- Commonwealth faces a $500 million cash shortfall in June 2016
- Moratorium on principal payments is being pursued by island
Puerto Rico plans to present a debt-restructuring offer in a few weeks to address a projected $13 billion shortfall in bond payments due over the next five years that the commonwealth says it can no longer afford to pay.
“We’ll be ready with a first proposal as to how to make the $18 billion worth of contractual debt service fit to the available resources we have under this plan,” Jim Millstein, the island’s chief restructuring adviser, said in San Juan, after Governor Alejandro Garcia Padilla’s administration released what they’re calling a fiscal and economic growth plan. Puerto Rico said it only has $5 billion available for the payments.
Prices of some of the commonwealth’s bonds, which have been trading at distressed levels, fell after Puerto Rico made it clear in the proposal that it would seek to force losses on most debt investors. It also pursue a moratorium on principal payments for several years, according to Melba Acosta, the island’s main debt official.
The proposal paints a dire picture of Puerto Rico’s finances and the consequences to the island’s 3.5 million residents. The projected shortfall is after anticipated savings from the consolidation of 135 public schools, reductions in health-care spending, additional subsidy cuts and reductions in payroll expenses. The estimate excludes the island’s electric and water utilities.
“We’re a long way from knowing what the end result is going to be on some of these credits,” Matt Dalton, chief executive officer of Rye Brook, New York-based Belle Haven Investments, said prior to officials submitting the plan to the governor on Tuesday. The firm manages more than $3 billion of municipal securities, including Puerto Rico debt.

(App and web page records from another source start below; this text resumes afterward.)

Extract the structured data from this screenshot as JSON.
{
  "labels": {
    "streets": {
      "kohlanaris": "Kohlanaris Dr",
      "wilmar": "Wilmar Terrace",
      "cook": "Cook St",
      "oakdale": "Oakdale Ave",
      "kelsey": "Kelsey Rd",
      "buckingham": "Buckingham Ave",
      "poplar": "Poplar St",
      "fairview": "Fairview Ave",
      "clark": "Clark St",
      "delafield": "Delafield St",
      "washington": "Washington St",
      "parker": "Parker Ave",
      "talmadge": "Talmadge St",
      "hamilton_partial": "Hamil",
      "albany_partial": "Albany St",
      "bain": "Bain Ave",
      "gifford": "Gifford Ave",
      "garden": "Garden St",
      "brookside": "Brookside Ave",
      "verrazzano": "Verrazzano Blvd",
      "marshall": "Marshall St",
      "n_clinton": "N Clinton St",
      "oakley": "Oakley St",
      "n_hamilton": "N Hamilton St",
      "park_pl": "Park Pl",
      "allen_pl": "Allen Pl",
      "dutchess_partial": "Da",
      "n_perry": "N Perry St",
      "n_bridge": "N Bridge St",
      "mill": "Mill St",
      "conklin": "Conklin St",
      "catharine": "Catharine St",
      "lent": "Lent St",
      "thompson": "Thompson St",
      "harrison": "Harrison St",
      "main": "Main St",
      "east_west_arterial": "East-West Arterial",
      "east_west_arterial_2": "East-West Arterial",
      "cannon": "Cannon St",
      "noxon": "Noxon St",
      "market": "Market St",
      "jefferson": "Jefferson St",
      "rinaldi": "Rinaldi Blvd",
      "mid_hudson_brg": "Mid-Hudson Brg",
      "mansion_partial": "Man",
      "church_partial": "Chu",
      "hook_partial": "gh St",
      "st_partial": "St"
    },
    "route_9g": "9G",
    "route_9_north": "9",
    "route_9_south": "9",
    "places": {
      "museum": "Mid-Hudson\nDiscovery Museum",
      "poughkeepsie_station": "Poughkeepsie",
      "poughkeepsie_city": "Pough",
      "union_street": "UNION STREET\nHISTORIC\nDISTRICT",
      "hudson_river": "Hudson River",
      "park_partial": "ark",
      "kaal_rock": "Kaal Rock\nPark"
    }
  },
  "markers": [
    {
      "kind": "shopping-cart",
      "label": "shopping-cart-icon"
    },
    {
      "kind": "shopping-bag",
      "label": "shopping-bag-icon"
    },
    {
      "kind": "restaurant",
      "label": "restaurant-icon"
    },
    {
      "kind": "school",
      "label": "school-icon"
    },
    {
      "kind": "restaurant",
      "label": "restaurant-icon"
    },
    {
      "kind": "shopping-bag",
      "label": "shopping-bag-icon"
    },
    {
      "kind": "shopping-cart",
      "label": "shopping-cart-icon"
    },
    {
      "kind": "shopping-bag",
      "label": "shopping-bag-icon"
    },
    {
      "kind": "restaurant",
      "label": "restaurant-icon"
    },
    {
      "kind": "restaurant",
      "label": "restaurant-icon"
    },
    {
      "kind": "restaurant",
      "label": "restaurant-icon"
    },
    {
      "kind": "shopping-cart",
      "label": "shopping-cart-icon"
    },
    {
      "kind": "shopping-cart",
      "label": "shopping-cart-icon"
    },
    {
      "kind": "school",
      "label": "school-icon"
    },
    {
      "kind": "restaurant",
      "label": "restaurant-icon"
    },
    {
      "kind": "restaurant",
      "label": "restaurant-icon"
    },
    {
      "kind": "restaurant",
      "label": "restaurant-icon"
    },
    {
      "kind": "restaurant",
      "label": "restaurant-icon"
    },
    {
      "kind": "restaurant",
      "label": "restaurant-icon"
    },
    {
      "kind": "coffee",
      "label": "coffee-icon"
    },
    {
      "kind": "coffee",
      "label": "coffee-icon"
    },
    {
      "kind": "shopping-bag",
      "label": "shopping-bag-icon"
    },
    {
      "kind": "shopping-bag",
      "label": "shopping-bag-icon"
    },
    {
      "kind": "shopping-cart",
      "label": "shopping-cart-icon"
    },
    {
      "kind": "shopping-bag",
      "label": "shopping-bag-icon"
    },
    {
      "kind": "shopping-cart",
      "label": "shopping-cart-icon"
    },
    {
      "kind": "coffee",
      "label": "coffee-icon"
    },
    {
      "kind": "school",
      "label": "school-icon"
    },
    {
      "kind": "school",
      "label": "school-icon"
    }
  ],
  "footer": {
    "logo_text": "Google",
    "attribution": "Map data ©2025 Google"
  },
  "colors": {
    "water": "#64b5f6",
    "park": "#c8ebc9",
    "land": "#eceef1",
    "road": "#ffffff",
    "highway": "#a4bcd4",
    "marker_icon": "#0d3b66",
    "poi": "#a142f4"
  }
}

Puerto Rico is facing a more immediate liquidity crunch. Officials estimate the island will have a $500 million shortfall by the end of June. The commonwealth owes $805 million on July 1 to general-obligation bondholders, according to data compiled by Bloomberg. Officials anticipate a total revenue shortfall of $28 billion in the next five years that may be reduced by about half by cutting expenditures and boosting revenue collections.

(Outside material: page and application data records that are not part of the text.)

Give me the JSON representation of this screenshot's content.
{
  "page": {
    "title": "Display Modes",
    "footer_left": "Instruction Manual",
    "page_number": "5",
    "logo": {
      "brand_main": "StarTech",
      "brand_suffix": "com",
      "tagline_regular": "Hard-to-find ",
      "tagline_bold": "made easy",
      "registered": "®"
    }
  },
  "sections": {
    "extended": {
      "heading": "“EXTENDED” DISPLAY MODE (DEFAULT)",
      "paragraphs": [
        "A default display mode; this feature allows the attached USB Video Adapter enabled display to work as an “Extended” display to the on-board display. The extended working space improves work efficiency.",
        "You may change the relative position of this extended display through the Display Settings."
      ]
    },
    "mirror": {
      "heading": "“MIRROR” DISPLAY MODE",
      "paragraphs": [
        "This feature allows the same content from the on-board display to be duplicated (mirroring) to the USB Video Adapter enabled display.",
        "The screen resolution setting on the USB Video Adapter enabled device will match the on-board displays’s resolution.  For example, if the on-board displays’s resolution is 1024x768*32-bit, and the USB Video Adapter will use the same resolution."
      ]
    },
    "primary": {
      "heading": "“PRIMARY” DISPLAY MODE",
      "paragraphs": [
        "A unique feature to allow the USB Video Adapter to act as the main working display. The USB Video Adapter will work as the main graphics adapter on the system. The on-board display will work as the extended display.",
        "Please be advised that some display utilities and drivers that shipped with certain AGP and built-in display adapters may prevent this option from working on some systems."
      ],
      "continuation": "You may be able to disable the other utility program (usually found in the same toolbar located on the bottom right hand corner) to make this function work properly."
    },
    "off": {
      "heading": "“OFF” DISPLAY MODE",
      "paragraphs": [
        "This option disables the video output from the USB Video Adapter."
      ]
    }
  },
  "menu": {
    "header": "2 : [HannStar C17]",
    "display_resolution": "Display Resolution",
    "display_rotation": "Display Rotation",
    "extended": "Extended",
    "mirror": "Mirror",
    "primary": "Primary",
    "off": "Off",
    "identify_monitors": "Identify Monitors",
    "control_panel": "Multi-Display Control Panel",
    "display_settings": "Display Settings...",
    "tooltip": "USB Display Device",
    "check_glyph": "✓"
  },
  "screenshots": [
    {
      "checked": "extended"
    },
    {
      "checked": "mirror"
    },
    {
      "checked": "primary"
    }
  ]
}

The plan indicated that the commonwealth may have trouble paying off its general obligation bonds and has authorized its advisers to begin working on a voluntary exchange offer. “Available resources may be insufficient to service all principal and interest on debt that has a constitutional priority,” the report said.
That may pit holders of general-obligation debt, which Puerto Rico’s constitution says must be paid first before other expenses, against investors of sales-tax bonds, which have a dedicated revenue stream.
“These claims actually compete with each other,” Millstein said. “Reconciling the competing claims of the creditors is going to be one of the difficult tasks here.”
General-obligation bonds with an 8 percent coupon and maturing July 2035 traded at an average price of 73.2 cents on the dollar, down from 75.5 cents on Tuesday. That’s up from a record-low 66.6 cents on June 30, after Garcia Padilla said the island would seek to delay payments, according to data compiled by Bloomberg. The average yield was about 11.5 percent.
Moody’s Investors Service said it may downgrade the commonwealth below its current rating of Caa3 depending on the outcome of bondholder negotiations.
The governor will select a five-member control board from nominees submitted by creditors, outside stakeholders and possibly the federal government, officials said prior to the release of the plan to the public. That panel will have the power to enforce budgetary cuts. Some analysts have called for federal control of any oversight panel.
Puerto Rico and its agencies have racked up what they say is an unsustainable debt load after borrowing to fill budget shortfalls and push out payments. Various administrations turned to deficit borrowing with the expectation that an improving economy would end the practice. Instead, the island’s economy has shrunk every year but one since 2006 and is projected to decline another 1.2 percent in the fiscal year ending June 30, 2016.
A Puerto Rico restructuring would be the largest-ever in the $3.6 trillion municipal-bond market, surpassing Detroit’s record bankruptcy filing in July 2013, which involved about $8 billion of bonded debt. Puerto Rico entities are unable to access Chapter 9. Some of the plan’s proposed changes, such as welfare reform, changes to labor laws and eliminating corporate-tax loopholes, will require approval from Puerto Rico’s legislature.
A commonwealth agency, the Public Finance Corp. defaulted on a $58 million debt-service payment on Aug. 3, a first for a Puerto Rico entity, because lawmakers failed to allocated funds in a budget crunch. The agency also skipped a Sept. 1 interest payment.
The debt-adjustment proposal follows a Sept. 1 tentative agreement between Puerto Rico’s main electric utility and some of its bondholders that would offer investors 85 percent of the value of the bonds they hold through a debt exchange. The power provider has $8.3 billion of debt and is seeking to modernize plants that rely on oil to produce electricity.